Sunday: LHP CC Sabathia vs. RHP Ryan Dempster
Dempster, 36, has performed about as well as you’d expect an older, career NL pitcher moving into a hitter-friendly AL East park to perform. They can’t all be Kuroda. Dempster has a 4.50 ERA (4.68 FIP) in 24 starts with a real good strikeout rate (8.29 K/9 and 20.9 K%), but his walk (4.05 BB/9 and 10.2 BB%), homer (1.41 HR/9 and 13.8% HR/FB) , and ground ball (40.5%) numbers are all uninspiring. An upper-80s four-seamer and low-to-mid-80s slider are his top two pitches, but he’ll also mix in some upper-70s/low-80s splitters and mid-to-upper-80s cutters. The four-seamer and slider are clearly his go-to weapons, however. The Yankees seem to rough Dempster up each time they meet, and sure enough they got to him for five runs in 5.1 innings in July.
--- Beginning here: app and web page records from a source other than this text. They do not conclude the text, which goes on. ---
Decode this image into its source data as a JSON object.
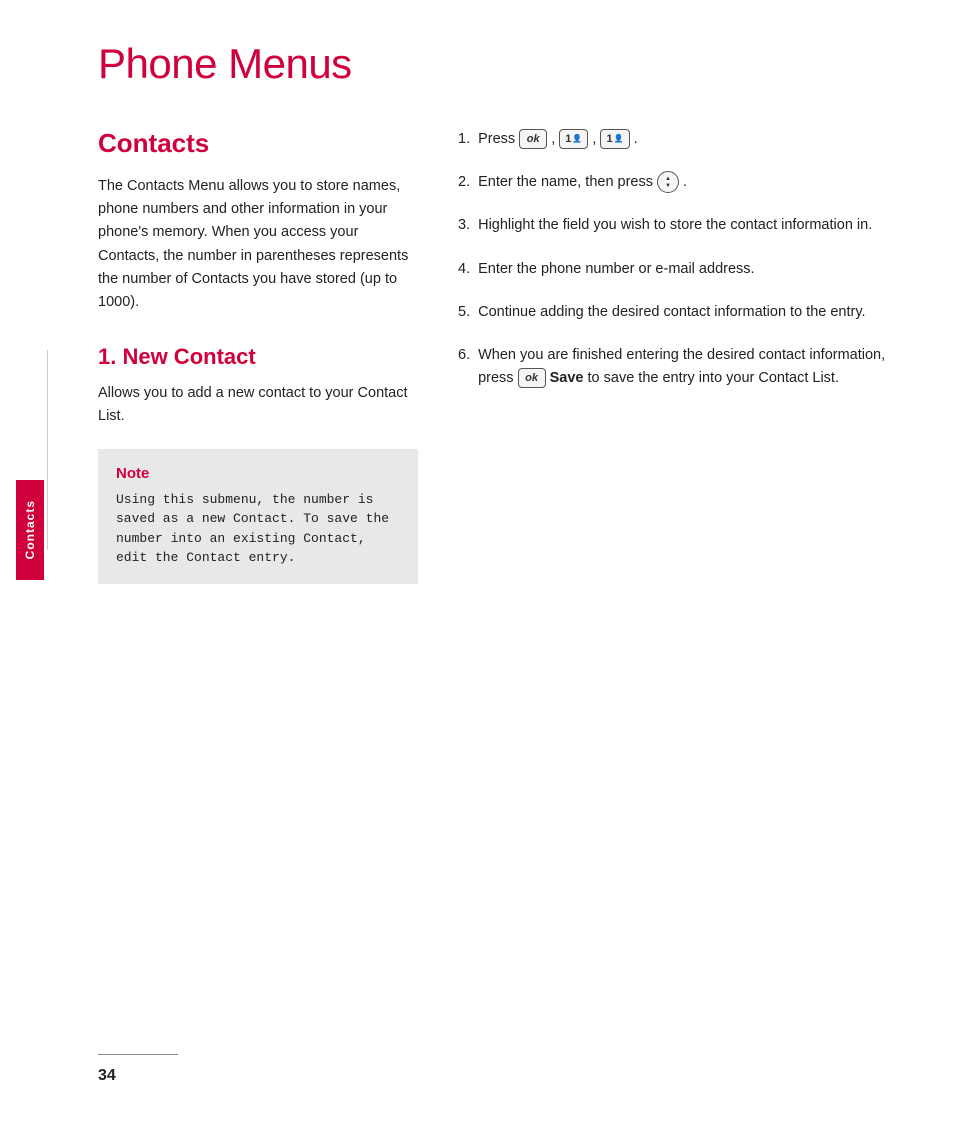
{
  "page": {
    "title": "Phone Menus",
    "page_number": "34"
  },
  "sidebar": {
    "label": "Contacts"
  },
  "contacts_section": {
    "heading": "Contacts",
    "body": "The Contacts Menu allows you to store names, phone numbers and other information in your phone's memory. When you access your Contacts, the number in parentheses represents the number of Contacts you have stored (up to 1000)."
  },
  "new_contact_section": {
    "heading": "1. New Contact",
    "body": "Allows you to add a new contact to your Contact List."
  },
  "note_box": {
    "title": "Note",
    "text": "Using this submenu, the number is saved as a new Contact. To save the number into an existing Contact, edit the Contact entry."
  },
  "steps": [
    {
      "number": "1.",
      "text": "Press [OK] , [1▲] , [1▲] ."
    },
    {
      "number": "2.",
      "text": "Enter the name, then press [nav] ."
    },
    {
      "number": "3.",
      "text": "Highlight the field you wish to store the contact information in."
    },
    {
      "number": "4.",
      "text": "Enter the phone number or e-mail address."
    },
    {
      "number": "5.",
      "text": "Continue adding the desired contact information to the entry."
    },
    {
      "number": "6.",
      "text": "When you are finished entering the desired contact information, press [OK] Save to save the entry into your Contact List."
    }
  ],
  "buttons": {
    "ok_label": "ok",
    "key1_label": "1",
    "save_label": "Save"
  }
}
Koji. (Presswire)
Koji. (Presswire)

Bullpen Status
Farrell & Co. have had to overhaul most of their bullpen these last few weeks. RHP Koji Uehara (2.04 FIP) is still closing and both RHP Junichi Tazawa (3.33 FIP) and LHP Craig Breslow (3.50 FIP) are setting up, but otherwise there are a lot of new faces. LHP Drake Britton (3.27 FIP in limited time) and RHP Rubby De La Rosa (12.47 FIP in very limited time) are two live but young and inexperienced arms, as is de facto long man RHP Brandon Workman (5.31 FIP). He threw three innings on Wednesday and probably isn’t available tonight. LHP Franklin Morales (5.63 FIP in very limited time) just came off the DL to round out the seven-man relief crew.
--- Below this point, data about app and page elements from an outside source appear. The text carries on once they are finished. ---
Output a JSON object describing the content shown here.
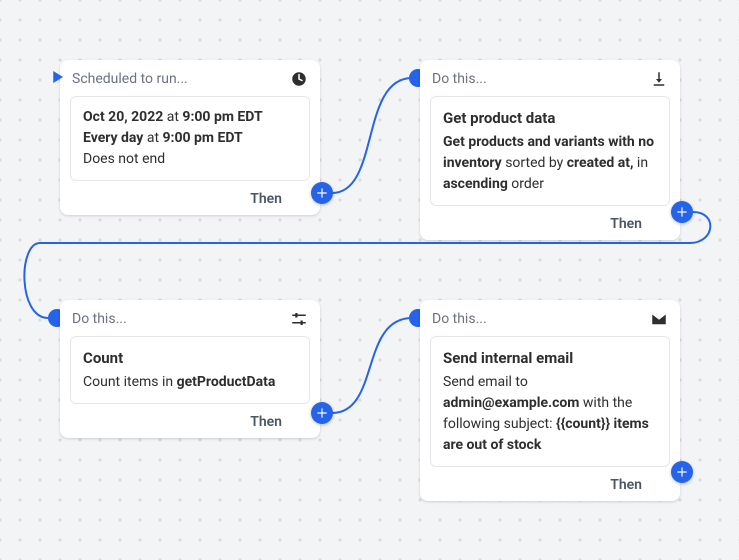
{
  "cards": {
    "trigger": {
      "header_label": "Scheduled to run...",
      "date": "Oct 20, 2022",
      "at1": " at ",
      "time1": "9:00 pm EDT",
      "freq": "Every day",
      "at2": " at ",
      "time2": "9:00 pm EDT",
      "ends": "Does not end"
    },
    "getProducts": {
      "header_label": "Do this...",
      "title": "Get product data",
      "d1": "Get products and variants with no inventory",
      "d2": " sorted by ",
      "d3": "created at,",
      "d4": " in ",
      "d5": "ascending",
      "d6": " order"
    },
    "count": {
      "header_label": "Do this...",
      "title": "Count",
      "d1": "Count items in ",
      "d2": "getProductData"
    },
    "email": {
      "header_label": "Do this...",
      "title": "Send internal email",
      "d1": "Send email to ",
      "d2": "admin@example.com",
      "d3": " with the following subject: ",
      "d4": "{{count}} items are out of stock"
    }
  },
  "then_label": "Then"
}
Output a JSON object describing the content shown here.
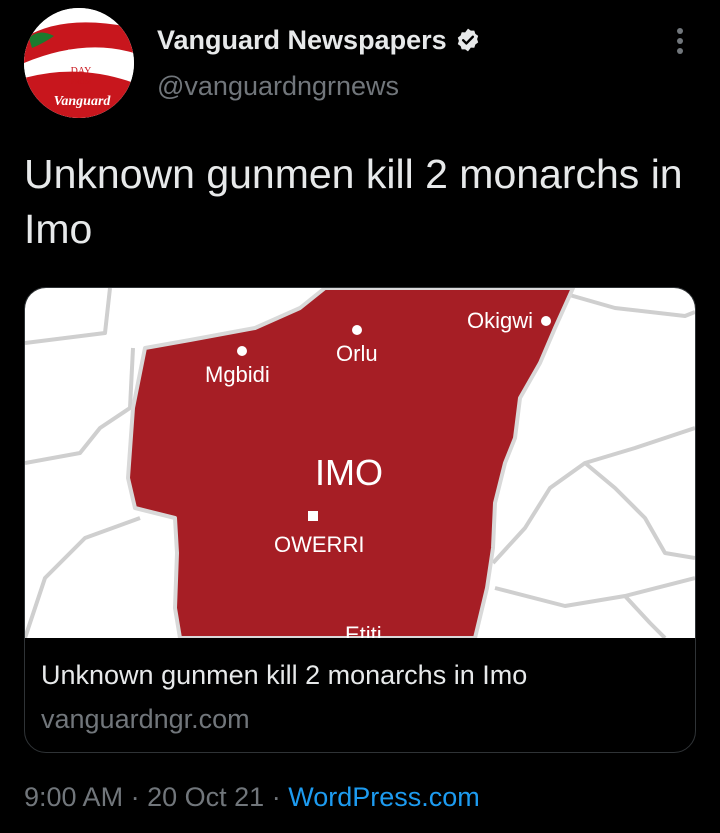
{
  "account": {
    "name": "Vanguard Newspapers",
    "handle": "@vanguardngrnews",
    "avatar_text": {
      "line1": "HAPPY",
      "line2": "INDEPENDENCE",
      "line3": "DAY",
      "line4": "FROM",
      "line5": "Vanguard"
    }
  },
  "tweet": {
    "text": "Unknown gunmen kill 2 monarchs in Imo"
  },
  "card": {
    "map_labels": {
      "okigwi": "Okigwi",
      "orlu": "Orlu",
      "mgbidi": "Mgbidi",
      "state": "IMO",
      "owerri": "OWERRI",
      "etiti": "Etiti"
    },
    "title": "Unknown gunmen kill 2 monarchs in Imo",
    "domain": "vanguardngr.com"
  },
  "meta": {
    "time": "9:00 AM",
    "separator": "·",
    "date": "20 Oct 21",
    "source": "WordPress.com"
  },
  "icons": {
    "verified": "verified-badge-icon",
    "more": "more-options-icon"
  },
  "colors": {
    "background": "#000000",
    "text": "#e7e9ea",
    "muted": "#71767b",
    "link": "#1d9bf0",
    "map_red": "#a61e25",
    "brand_red": "#c8161d"
  }
}
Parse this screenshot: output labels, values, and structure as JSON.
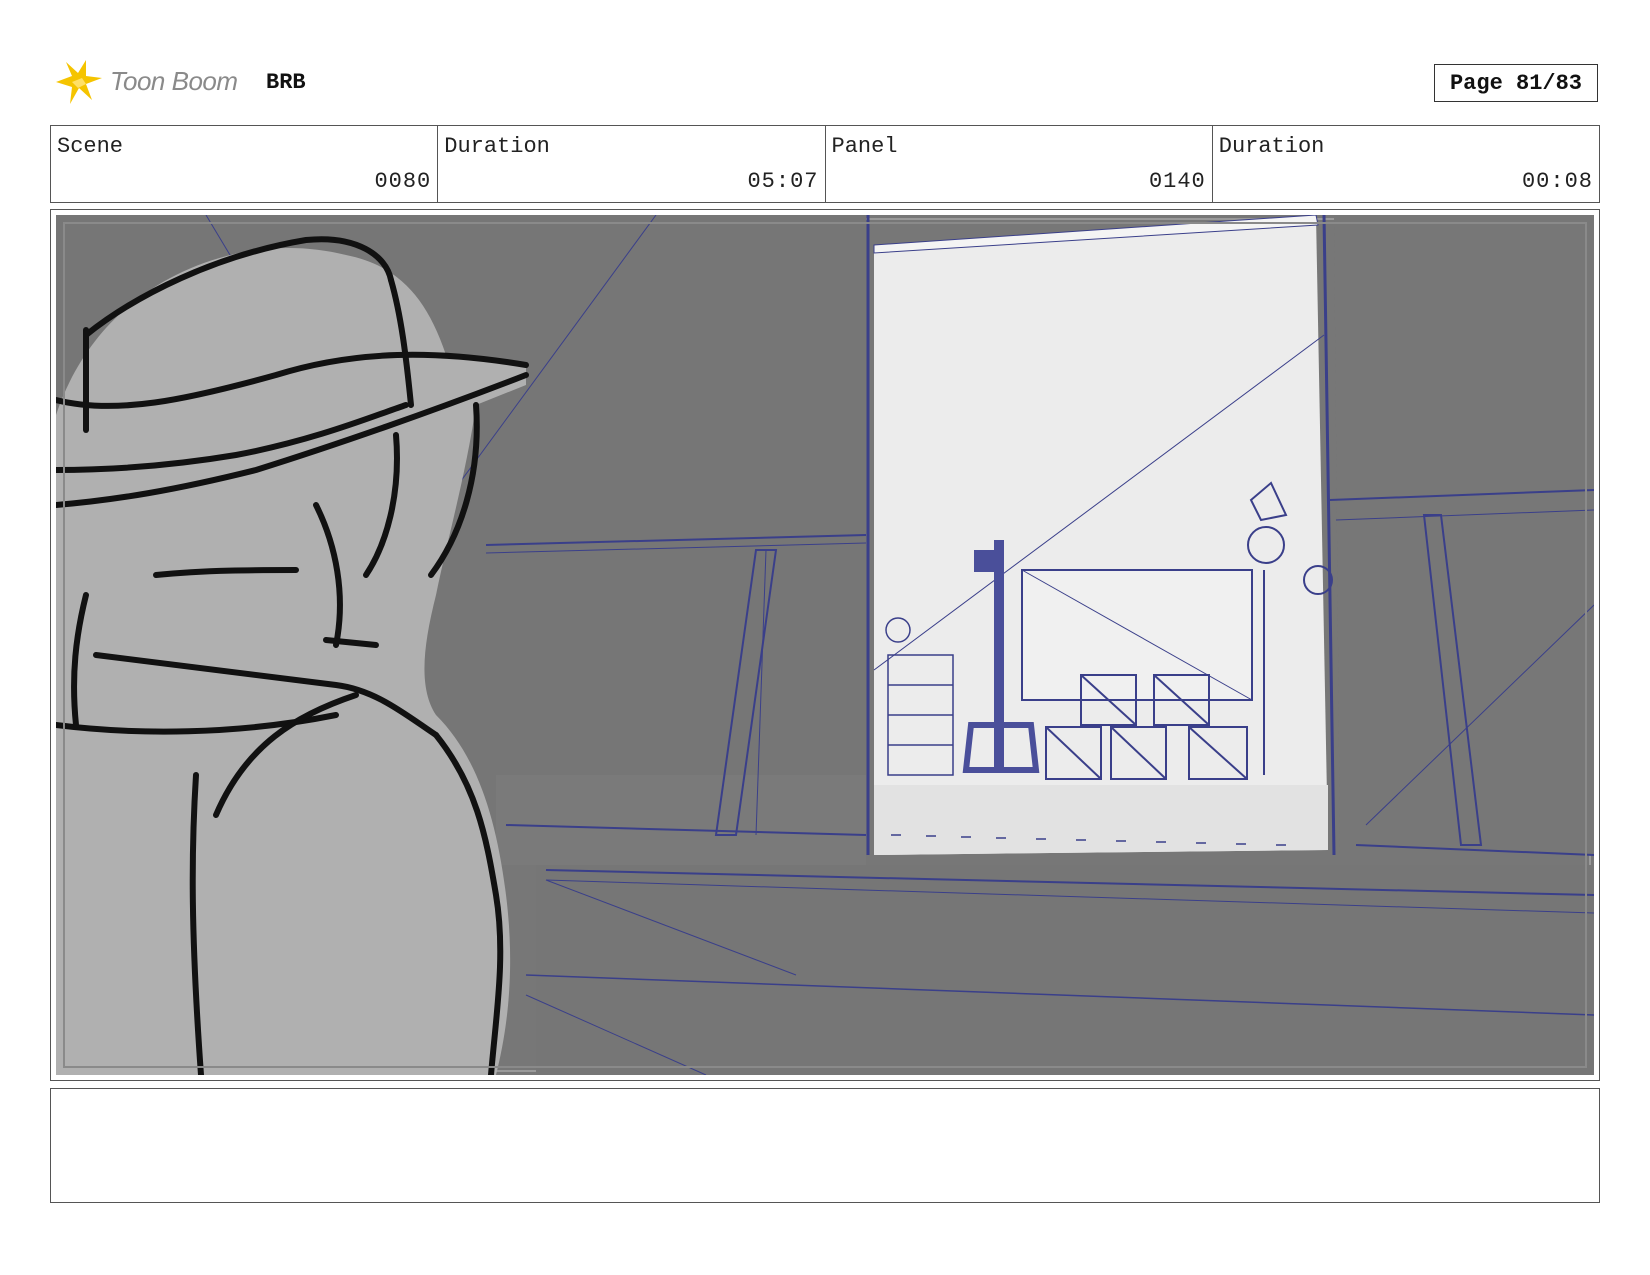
{
  "header": {
    "logo_text": "Toon Boom",
    "project": "BRB",
    "page": "Page 81/83"
  },
  "info": {
    "scene_label": "Scene",
    "scene_value": "0080",
    "scene_duration_label": "Duration",
    "scene_duration_value": "05:07",
    "panel_label": "Panel",
    "panel_value": "0140",
    "panel_duration_label": "Duration",
    "panel_duration_value": "00:08"
  },
  "colors": {
    "logo_yellow": "#f5c400",
    "wall_gray": "#777777",
    "figure_gray": "#b0b0b0",
    "room_light": "#ececec",
    "wireframe_blue": "#3a3f8a"
  },
  "notes": ""
}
Both Mariano Rivera and David Robertson are well-rested, but the rest of Joe Girardi‘s bullpen has been taxed of late. I suspect Adam Warren will be sent down to clear a 25-man roster spot for Mark Reynolds if his agreed-to deal is finalized today, leaving David Huff as the long man. Warren will be back as soon as rosters expand in two weeks. Check out our Bullpen Workload page for reliever usage details, then check out Over The Monster for the latest and greatest on the Sawx.